There have been three explosions in the last 24 hours. The first two explosions had no seismicity beforehand but the explosion this afternoon was preceded by a swarm of volcano-tectonic earthquakes.
The first explosion took place at 9:27 yesterday evening, pyroclastic flows were observed to go down Tuitt's Ghaut and across Farrell's Plain, and the ash column went up to 18,000 feet and drifted Northwest. The second explosion occurred at 5:05 this morning and was poorly observed due to the darkness and low cloud levels. The third explosion, at 15:15 this afternoon, was more vigorous than the others and pyroclastic flows reached the sea down the Tar River Valley. There were also pyroclastic flows down Gages valley to Lovers Lane, down Tuitt's Ghaut to Bethel and for a few 100 metres down the un-named Ghaut. Flows were observed to the South of the volcano between the White River and Fort Ghaut but no helicopter flight has yet been made to check exactly where these flows went.

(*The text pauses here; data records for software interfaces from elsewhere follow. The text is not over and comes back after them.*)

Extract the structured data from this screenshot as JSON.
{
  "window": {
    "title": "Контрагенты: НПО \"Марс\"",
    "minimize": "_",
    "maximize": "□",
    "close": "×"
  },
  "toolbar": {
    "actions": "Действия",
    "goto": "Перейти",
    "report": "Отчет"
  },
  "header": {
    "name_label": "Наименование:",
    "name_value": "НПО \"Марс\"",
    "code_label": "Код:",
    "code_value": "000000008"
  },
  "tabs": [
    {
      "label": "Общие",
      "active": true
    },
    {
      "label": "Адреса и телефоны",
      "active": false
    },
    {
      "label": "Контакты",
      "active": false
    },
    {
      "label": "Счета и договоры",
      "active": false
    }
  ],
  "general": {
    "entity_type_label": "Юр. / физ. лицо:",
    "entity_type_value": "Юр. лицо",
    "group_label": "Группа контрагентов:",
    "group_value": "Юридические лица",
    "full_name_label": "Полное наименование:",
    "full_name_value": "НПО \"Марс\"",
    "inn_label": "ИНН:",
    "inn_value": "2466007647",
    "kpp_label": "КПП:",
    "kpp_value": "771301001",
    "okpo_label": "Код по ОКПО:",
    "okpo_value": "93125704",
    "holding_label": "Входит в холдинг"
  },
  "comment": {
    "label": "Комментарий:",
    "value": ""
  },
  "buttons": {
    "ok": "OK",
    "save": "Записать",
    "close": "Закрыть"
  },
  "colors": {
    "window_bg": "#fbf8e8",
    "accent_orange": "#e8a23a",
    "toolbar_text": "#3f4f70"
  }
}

The first two explosions of this period were preceded by nothing more than the background level of small rockfalls. The explosion this afternoon, however, was preceded by a swarm of 21 volcano tectonic earthquakes and 18 hybrids which started at 11:30 this morning. Between 4 o'clock yesterday afternoon and 4 o'clock this afternoon there were 11 more hybrids, 11 long period earthquakes and 7 rockfall signals scattered throughout the reporting period. All three explosions were followed by periods of tremor and ash venting - this venting was especially vigorous this afternoon with plumes of ash up to 10,000 feet formed up to an hour after the explosion.
The heavy rain has caused a number of mudflows around the volcano, and mud has formed a new fan of deposits 100 m wide on the golf course just before the beach. A GPS survey was carried out today with measurements being made at Harris, Windy Hill and Whites. The results from this survey will be reported in the near future.
More explosions are expected and larger explosions could occur without any warning change in seismicity. Recent explosions have sent pyroclastic flows into Plymouth, into the upper part of the Belham Valley and to the sea in the Tar and White rivers, and future flows will travel further still. Mudflows are likely to continue in the ghauts as long as the rain continues. These mudflows could be hot and it is extremely dangerous to be in any ghauts in the southern part of Montserrat at the moment.
All residents of Montserrat are reminded to be vigilant, to avoid entering the evacuated zone and to stay tuned to Radio Montserrat for further information.